Manfred Kets De Vries, in “The Leadership Mystique,” contends that emotional intelligence (EQ) is actually more substantial in higher levels of leadership than IQ. He writes: “And people who possess emotional intelligence are more effective at motivating themselves and others. Such individuals also do better when placed in a leadership position, because they’re better equipped to track down the rationality behind irrational behavior.” He also indicates that executives are often “out of touch with their feelings. The many years of conformity on the corporate path have blurred the distinction between their own feelings and the feelings that are expected of them.” So executives need emotional awareness, and often are emotionally inept because “they don’t pay attention to their inner world. In fact, they keep themselves busy just to make sure they don’t have time to reflect. It’s rarely a conscious avoidance, but it’s avoidance nonetheless. They run faster and faster, giving very little thought to what they’re running for or where they’re running to.”
It isn’t much of a stretch to draw a line between the need for emotional health and the general lack of emotional awareness from business leaders over to pastors, especially those of my generation and older. I distinctly remember a homiletics class that scolded me for being too authentic with my feelings. That sentiment wasn’t uncommon. In some ways, the elevated image of the “professional pastor” was very thoughtful, somewhat stoic—or at a minimum, above the everyday ordinary ups-and-downs of life. The image of the professional pastor had little to do with actual emotional awareness and health; it had more to do with the ability to suppress and hide one’s emotions. That’s not to say there weren’t plenty of classes on pastoral counseling and practical theology—but they were all designed to make one adept at handling the emotions of others but not necessarily developing your own emotional awareness and health. So I’d concur with Kets De Vries, but I’d adjust the words he uses: pastors don’t pay attention to their inner world. Pastors keep themselves busy to make sure they don’t have time to reflect. Pastors can be so focused on church life, and church performance, they can’t differentiate themselves from their churches.

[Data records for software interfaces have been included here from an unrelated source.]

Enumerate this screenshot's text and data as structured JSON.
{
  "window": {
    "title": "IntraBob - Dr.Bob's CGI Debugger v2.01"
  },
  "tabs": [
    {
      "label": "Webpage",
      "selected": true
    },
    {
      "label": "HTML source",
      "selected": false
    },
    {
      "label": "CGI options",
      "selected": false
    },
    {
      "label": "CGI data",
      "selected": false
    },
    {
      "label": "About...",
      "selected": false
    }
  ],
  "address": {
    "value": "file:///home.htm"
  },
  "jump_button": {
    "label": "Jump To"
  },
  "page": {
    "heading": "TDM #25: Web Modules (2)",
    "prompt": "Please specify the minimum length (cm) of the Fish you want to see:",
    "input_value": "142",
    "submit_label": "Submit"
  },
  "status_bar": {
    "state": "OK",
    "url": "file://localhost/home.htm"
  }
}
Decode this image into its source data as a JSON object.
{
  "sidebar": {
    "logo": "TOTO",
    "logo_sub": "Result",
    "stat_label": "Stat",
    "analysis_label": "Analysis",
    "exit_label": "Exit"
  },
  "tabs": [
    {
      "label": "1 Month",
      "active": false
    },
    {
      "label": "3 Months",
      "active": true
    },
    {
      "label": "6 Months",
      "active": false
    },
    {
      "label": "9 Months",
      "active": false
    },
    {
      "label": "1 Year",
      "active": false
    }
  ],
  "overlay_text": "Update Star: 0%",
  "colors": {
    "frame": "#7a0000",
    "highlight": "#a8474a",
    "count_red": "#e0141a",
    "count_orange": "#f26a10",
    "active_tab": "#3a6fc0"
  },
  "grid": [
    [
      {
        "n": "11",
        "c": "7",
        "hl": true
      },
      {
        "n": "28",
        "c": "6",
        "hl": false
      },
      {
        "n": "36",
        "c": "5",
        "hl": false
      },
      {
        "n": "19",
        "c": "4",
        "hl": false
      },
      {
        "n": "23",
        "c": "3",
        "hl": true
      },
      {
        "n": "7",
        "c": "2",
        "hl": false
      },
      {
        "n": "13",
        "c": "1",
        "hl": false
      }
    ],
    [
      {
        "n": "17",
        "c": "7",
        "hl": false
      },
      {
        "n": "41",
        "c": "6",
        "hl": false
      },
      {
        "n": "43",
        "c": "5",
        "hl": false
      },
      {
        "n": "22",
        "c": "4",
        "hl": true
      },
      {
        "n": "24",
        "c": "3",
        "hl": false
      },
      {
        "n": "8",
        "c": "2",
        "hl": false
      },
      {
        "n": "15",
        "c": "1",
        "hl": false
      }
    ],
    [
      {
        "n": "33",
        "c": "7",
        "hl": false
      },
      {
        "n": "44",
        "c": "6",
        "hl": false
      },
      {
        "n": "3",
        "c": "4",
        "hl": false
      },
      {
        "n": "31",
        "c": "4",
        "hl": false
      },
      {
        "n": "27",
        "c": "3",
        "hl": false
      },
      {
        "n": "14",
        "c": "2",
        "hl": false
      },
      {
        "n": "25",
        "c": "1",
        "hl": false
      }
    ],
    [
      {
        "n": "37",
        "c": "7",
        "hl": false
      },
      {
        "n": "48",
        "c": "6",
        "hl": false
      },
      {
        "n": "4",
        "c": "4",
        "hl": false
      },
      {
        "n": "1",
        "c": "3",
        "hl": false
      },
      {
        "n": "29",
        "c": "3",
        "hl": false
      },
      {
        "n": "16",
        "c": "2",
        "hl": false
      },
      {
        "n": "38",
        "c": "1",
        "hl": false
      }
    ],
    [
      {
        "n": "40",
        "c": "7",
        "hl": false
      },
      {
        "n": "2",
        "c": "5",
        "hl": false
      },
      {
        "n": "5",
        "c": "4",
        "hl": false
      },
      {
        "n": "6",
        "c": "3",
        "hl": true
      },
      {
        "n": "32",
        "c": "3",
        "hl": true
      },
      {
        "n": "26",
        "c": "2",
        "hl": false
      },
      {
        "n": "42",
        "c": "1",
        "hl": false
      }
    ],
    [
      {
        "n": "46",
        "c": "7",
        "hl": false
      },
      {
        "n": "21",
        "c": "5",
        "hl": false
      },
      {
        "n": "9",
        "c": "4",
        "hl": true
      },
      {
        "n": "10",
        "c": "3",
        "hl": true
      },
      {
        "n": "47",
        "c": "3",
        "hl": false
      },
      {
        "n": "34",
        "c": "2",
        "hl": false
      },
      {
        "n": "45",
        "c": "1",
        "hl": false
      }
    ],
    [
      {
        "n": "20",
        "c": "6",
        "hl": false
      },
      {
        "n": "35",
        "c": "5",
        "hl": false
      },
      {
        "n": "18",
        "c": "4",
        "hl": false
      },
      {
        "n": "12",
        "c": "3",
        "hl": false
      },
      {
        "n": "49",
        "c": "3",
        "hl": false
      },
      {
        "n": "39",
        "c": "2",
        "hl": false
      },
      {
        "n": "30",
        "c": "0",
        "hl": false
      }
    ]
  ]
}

A healthy way forward—for pastors or any Christ-follower—is outlined in another book: Emotionally Healthy Spirituality by Peter Scazzero. The premise of the brutally honest book is that “It’s impossible to be spiritually mature, while remaining emotionally immature.” Scazzero advocates the integration of emotional health and the life in Christ. How? Through contemplative spirituality—a life with God that will form you into the person God intends. As a result, you’ll experience a level of emotional health unavailable through any other means.
Kets De Vries pulls off the cover and looks at what lurks beneath. Most people don’t want to do that. But he also acknowledges that people can change, if they will slow down and reflect on their lives. Scazzero presents the same basic insight. We need to slow down and get to know ourselves, so that in knowing our selves better we can know God better too. As Christ-followers there is always hope: hope because we can change, we can mature. Emotional intelligence and spiritual formation go hand in hand. God’s Spirit in us makes it possible. Practically, we can adopt some spiritual disciplines, create a system of spiritual practices that keeps our union with God our greatest priority and creates margin in life necessary for relational and emotional health.
 Manfred F.R. Kets de Vries, The Leadership Mystique: Leading Behavior in the Human Enterprise, 2nd ed. (Harlow, England.: FT Press, 2009), 17.
 Ibid, 26.
 Ibid, 46.
 Peter Scazzero, Emotionally Healthy Spirituality: It’s Impossible to Be Spiritually Mature, While Remaining Emotionally Immature (Nashville: Zondervan, 2014), 1.
 Manfred F.R. Kets de Vries, 47.